Taking care of patients and their communities is at the heart of what hospitals do, and that wouldn’t be possible without the clinical services that hospitals provide. These services touch all aspects of a hospital’s operations, ranging from the emergency department to behavioral health. Through its numerous area-specific groups, CHA provides advocacy and representation on all aspects of operations — guiding hospitals in meeting regulatory, legal, and licensing requirements.
About Clinical Care
A CHA-supported bill that would allow nurse practitioners (NPs) to practice to the full extent of their education and training – AB 890 (Wood, D-Santa Rosa) – passed the Assembly Committee on Business and Professions today.
Today, CHA submitted comments to the Centers for Medicare & Medicaid Services (CMS) on its proposed rule that would update proficiency testing (PT) and referral requirements under the Clinical Laboratory Improvement Amendments.
Influenza activity remains high across the United States, according to a health alert recently issued by the Centers for Disease Control and Prevention (CDC). The CDC notes that the season is likely to last several more weeks and continues to recommend antiviral medications for influenza treatment, regardless of whether a patient received the influenza vaccine.
A new health advisory from the California Department of Public Health (CDPH) reminds providers to be aware of potential measles cases, as 16 cases have been reported in California since Jan. 1. CDPH notes that providers should not rule out a measles diagnosis based solely on patients reporting they previously received a measles immunization.
Earlier this week, CHA sent an Advocacy Alert to hospital leaders about Senate Bill 227 (Leyva, D-Chino), a bill that would create significant penalties for hospitals that do not meet nurse staffing ratios. CHA urges hospital leaders to contact their representatives about this harmful bill, which would increase costs without providing any benefit to patients.
Wildfires. Mudslides. Floods. Mass shootings. These once rare or infrequent events have become regular occurrences, and no two disasters are ever the same. Now more than ever, hospitals must reevaluate our procedures and redefine preparation.
In response to providers’ recent challenges implementing new requirements for opioid prescriptions, the governor has signed into law a bill that allows a transition period before the requirements become effective.
The Centers for Medicare & Medicaid Services (CMS) has issued additional guidance for laboratories that are required to report private payer data for laboratory tests under the clinical laboratory fee schedule (CLFS). CHA urges any hospital with a laboratory that bills Medicare on a Form CMS-1450 14x Type of Bill to carefully review the guidance to determine its status as an applicable laboratory.

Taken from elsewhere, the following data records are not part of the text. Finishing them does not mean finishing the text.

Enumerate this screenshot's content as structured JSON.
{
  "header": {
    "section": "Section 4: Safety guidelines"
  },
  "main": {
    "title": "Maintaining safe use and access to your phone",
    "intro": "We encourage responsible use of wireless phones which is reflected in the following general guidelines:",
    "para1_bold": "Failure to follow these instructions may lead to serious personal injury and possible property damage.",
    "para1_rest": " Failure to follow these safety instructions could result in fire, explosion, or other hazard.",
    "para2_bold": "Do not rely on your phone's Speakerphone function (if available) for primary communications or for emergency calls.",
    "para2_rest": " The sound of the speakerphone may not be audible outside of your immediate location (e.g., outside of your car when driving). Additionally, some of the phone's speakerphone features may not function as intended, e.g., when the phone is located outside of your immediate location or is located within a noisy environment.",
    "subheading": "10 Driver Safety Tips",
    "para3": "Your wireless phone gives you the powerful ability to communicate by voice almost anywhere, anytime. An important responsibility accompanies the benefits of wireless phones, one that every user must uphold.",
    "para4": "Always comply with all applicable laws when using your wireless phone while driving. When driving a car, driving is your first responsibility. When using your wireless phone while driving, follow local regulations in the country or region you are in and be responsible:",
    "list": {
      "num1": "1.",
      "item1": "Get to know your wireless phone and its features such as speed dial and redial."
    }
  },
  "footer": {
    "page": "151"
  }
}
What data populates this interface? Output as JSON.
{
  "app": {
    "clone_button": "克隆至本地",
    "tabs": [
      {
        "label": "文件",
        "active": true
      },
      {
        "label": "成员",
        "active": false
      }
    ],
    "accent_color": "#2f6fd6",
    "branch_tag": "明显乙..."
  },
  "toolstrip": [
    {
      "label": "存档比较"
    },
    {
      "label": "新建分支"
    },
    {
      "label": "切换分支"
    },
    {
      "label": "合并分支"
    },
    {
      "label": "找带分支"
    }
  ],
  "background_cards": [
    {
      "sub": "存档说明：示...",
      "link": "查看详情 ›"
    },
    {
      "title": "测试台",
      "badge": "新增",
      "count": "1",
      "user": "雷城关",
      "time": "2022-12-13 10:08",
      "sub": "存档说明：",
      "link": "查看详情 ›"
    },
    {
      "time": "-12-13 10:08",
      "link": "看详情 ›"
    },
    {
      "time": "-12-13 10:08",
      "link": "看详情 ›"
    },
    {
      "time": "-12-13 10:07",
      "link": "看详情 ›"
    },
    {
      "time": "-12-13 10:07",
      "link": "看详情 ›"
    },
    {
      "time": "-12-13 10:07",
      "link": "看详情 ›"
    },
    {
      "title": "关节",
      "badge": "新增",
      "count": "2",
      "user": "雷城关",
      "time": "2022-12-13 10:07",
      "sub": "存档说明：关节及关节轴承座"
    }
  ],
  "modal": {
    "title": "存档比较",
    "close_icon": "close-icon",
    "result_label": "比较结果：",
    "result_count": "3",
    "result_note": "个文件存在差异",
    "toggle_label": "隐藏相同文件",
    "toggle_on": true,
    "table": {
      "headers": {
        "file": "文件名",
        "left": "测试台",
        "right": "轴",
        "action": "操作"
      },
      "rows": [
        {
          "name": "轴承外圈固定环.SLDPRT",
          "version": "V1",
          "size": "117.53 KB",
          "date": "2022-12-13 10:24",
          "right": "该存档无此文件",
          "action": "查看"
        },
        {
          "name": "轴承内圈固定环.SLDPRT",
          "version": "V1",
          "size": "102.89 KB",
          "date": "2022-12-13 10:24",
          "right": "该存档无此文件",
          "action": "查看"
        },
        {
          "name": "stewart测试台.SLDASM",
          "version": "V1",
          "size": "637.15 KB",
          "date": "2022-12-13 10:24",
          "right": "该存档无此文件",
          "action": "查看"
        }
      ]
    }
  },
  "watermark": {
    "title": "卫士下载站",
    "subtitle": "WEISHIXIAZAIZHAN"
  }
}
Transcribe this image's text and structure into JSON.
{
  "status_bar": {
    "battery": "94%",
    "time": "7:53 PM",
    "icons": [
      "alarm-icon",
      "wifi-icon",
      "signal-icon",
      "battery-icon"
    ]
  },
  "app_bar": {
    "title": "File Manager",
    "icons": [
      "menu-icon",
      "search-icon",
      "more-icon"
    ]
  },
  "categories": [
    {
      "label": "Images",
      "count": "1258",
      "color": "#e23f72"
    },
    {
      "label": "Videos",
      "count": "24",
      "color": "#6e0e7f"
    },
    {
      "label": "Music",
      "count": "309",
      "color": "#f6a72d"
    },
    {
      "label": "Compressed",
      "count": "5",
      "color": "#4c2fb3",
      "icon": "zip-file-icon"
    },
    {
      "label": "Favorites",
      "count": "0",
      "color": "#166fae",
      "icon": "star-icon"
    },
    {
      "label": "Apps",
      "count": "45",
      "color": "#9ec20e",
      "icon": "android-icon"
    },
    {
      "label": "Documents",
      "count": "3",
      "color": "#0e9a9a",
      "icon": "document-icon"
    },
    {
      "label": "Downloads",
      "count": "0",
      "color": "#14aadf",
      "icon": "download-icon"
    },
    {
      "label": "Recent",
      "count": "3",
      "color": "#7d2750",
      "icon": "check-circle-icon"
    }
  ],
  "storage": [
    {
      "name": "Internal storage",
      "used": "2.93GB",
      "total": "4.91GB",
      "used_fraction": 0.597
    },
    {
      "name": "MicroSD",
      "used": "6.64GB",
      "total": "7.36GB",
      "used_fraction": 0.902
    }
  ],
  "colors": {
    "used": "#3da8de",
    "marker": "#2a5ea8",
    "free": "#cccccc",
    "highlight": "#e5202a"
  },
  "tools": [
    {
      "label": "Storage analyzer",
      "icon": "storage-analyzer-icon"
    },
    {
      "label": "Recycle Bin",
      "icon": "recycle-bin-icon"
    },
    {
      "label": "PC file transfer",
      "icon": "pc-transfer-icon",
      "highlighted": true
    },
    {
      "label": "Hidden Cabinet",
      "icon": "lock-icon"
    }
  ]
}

A new report from the Public Policy Institute of California (PPIC) examines emergency department (ED) use across the state from 2005-16, focusing on ED use after 2014 — when the Affordable Care Act (ACA) insurance expansions were fully implemented.
While PPIC notes encouraging findings related to the ACA’s impact, it also identifies a need to more closely examine the role of EDs in an evolving health care system, especially since ED use has grown since 2005.
Key findings include:
ACA expansions resulted in a large reduction of the number of uninsured Californians, and did not increase ED use among adults under the age of 65.
Among non-elderly adults, women ages 19-34 have the highest rates of ED use, due in part to pregnancy-related visits.
Approximately 90 percent of ED visits are outpatient visits.
Since 2005, ED outpatient use has increased substantially across all demographic groups and for all reasons.
The Drug Enforcement Administration has moved Epidiolex from Schedule I to Schedule V. According to All Facilities Letter 19-06, issued last week by the California Department of Public Health, cannabis-derived drugs that are approved by the Food and Drug Administration and that have no more than 0.1 percent residual tetrahydrocannabinols will be moved to Schedule V. Currently, only Epidiolex meets those requirements. Drugs that do not meet these criteria may not be prescribed or dispensed.